So, how can the dairy sector protect itself from these negative voices?

Case study: The Department for Dairy Related Scrumptious Affairs

In a strategic piece of work, we identified a missing voice in the dairy sector. While individual brands might advertise for butter, yogurt or cheese brands, nobody was talking about brand dairy, apart from the detractors. We identified that most consumers love dairy products, in all their many forms, they just needed reminding of that. The campaign was jointly funded by AHDB and Dairy UK, on behalf of dairy processors, to reassure and emotionally re-engage younger consumers.

The campaign ran in 2018, and again in 2019, and was successful in underpinning consumer perceptions of dairy. We found that people exposed to the campaign were significantly more positive about dairy. In 2018, we also found that the target audience was 12% less likely to claim they would replace their dairy consumption with alternatives.

 

Where next?
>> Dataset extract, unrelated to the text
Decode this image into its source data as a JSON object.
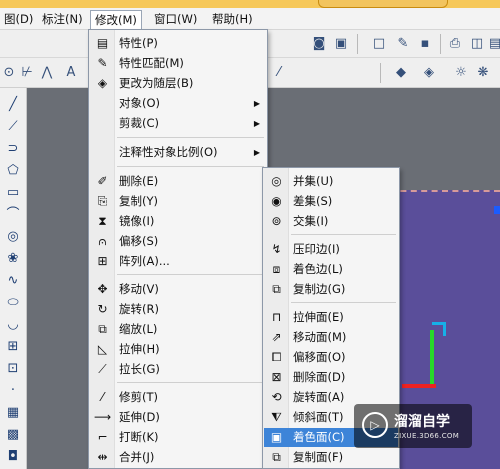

While brands can add value and choice to the milk category, there is still a need for the industry to protect itself against volume loss. Up to now, this loss has been due to unconscious consumer decisions based on host foods, rather than a particular drive to dairy alternatives. However, reminding consumers how much they love dairy products will help protect the industry from future erosion. As well as the consumer campaign, it is critical that the entire industry plays a role in building trust and retaining consumers, by ensuring that excellent welfare and environmental standards continue, across the board.

By successfully underpinning perceptions of dairy, the campaign is providing a stronger foundation on which to build more robust dairy brands and innovation, on behalf of the entire dairy industry. By doing this work, future dairy entrepreneurs will have an easier time getting their products to market, with the best possible chance of a successful launch.  

 

Note:

AHDB publishes a range of data on the performance of milk and other dairy products in the retail sector. These can be accessed here https://ahdb.org.uk/retail-and-consumer-insight

 

[i] Kantar Worldpanel, 52we, 4 Nov 2018

[ii] Kantar Worldpanel, 52we, 4 Nov 2018

[iii] Kantar Worldpanel, 52we, 4 Nov 2018

[iv] Kantar Worldpanel Usage, 52 we Aug 2018

[v] Kantar Worldpanel, 52we, 4 Nov 2018